> _AIM OF THE TASK_:
Find every line below with the word "been" in it, and copy each one.

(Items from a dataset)
-- Opening Marker --

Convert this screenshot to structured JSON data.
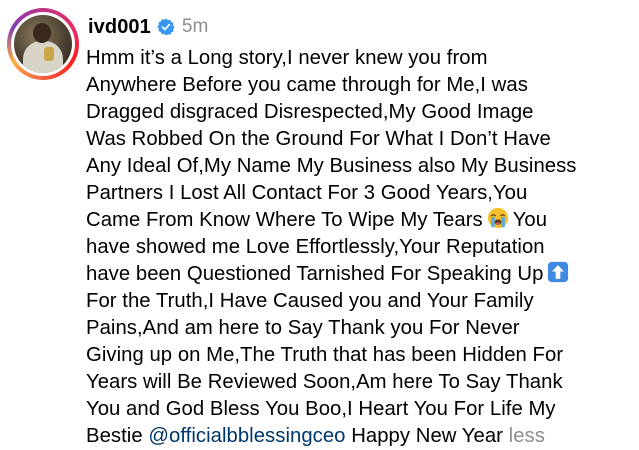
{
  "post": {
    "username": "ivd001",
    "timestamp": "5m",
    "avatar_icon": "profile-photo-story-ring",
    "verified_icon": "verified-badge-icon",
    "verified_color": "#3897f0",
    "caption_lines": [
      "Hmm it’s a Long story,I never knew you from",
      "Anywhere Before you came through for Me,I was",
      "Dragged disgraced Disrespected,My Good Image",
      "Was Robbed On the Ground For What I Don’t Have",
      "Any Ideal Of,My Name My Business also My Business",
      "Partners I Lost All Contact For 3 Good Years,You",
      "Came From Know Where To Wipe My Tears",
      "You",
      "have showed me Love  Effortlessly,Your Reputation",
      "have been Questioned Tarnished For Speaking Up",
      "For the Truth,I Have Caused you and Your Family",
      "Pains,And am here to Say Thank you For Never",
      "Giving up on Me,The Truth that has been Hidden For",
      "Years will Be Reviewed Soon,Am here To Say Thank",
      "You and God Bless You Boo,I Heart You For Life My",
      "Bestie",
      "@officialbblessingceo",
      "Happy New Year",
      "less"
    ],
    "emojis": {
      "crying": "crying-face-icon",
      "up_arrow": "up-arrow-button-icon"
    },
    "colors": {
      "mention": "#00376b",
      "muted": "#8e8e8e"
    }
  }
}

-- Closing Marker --
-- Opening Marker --

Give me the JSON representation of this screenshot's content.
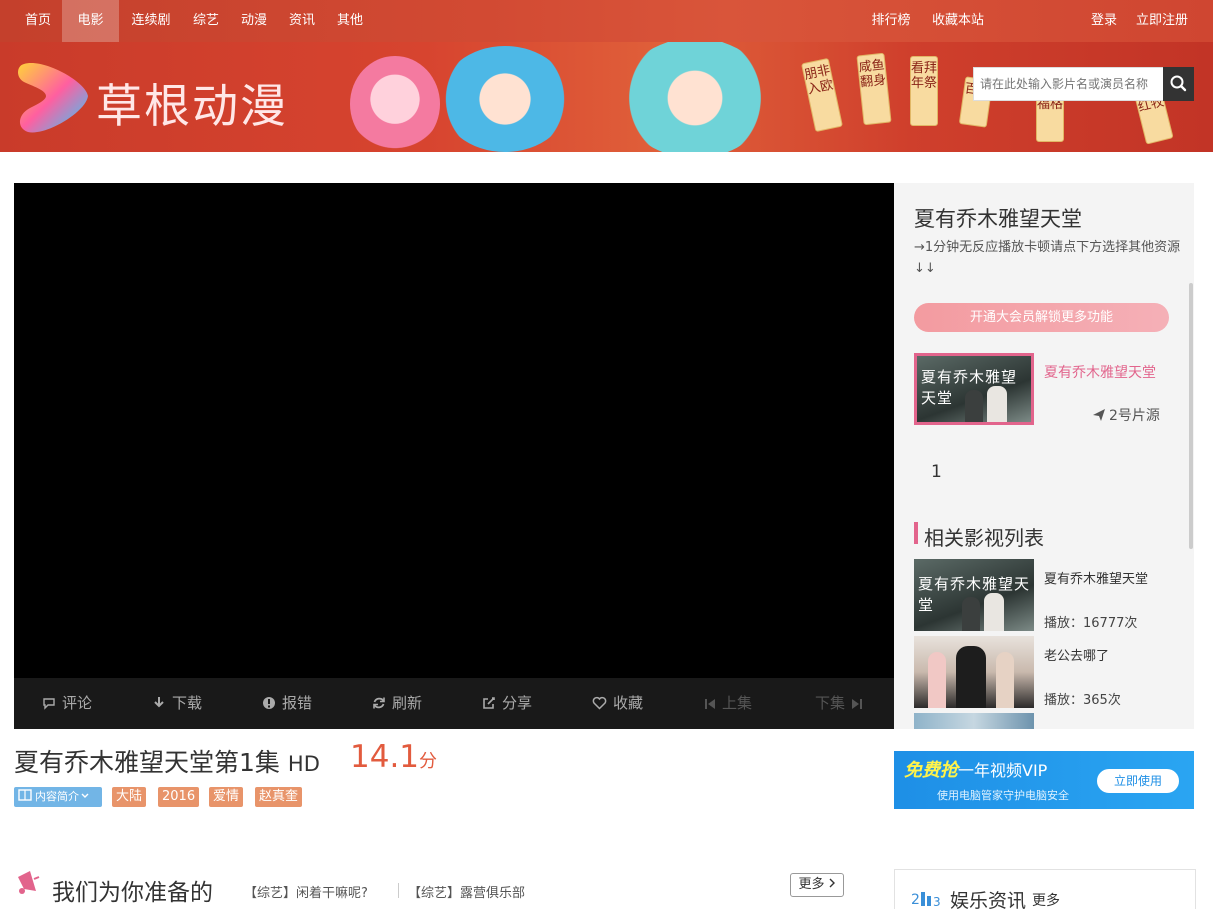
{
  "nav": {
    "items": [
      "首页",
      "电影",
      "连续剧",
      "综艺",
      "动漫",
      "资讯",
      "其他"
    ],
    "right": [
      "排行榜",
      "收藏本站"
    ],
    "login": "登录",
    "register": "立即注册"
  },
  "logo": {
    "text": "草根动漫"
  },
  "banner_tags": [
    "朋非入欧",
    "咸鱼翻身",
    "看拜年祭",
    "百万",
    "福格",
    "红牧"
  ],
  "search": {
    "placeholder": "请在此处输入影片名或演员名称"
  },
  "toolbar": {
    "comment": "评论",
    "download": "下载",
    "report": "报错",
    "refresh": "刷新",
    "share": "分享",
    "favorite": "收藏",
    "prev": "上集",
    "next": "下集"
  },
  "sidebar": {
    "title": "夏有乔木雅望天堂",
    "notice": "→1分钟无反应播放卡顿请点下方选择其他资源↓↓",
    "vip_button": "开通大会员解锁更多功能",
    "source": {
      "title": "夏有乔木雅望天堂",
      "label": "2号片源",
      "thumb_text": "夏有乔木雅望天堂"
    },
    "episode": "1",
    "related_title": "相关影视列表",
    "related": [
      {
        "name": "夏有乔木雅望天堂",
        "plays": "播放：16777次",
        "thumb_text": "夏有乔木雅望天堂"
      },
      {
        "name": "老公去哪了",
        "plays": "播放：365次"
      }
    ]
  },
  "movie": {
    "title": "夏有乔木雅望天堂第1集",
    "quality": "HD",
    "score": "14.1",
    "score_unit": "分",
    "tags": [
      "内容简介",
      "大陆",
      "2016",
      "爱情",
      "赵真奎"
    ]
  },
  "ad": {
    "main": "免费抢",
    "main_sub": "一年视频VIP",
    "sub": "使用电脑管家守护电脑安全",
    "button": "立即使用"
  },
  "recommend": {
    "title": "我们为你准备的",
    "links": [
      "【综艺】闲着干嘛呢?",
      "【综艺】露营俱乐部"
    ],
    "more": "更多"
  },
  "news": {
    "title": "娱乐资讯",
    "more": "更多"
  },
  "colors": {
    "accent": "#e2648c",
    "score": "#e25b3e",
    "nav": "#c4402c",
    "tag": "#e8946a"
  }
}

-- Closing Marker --

> _ANSWER FOR THIS EXERCISE_:
      "have been Questioned Tarnished For Speaking Up",
      "Giving up on Me,The Truth that has been Hidden For",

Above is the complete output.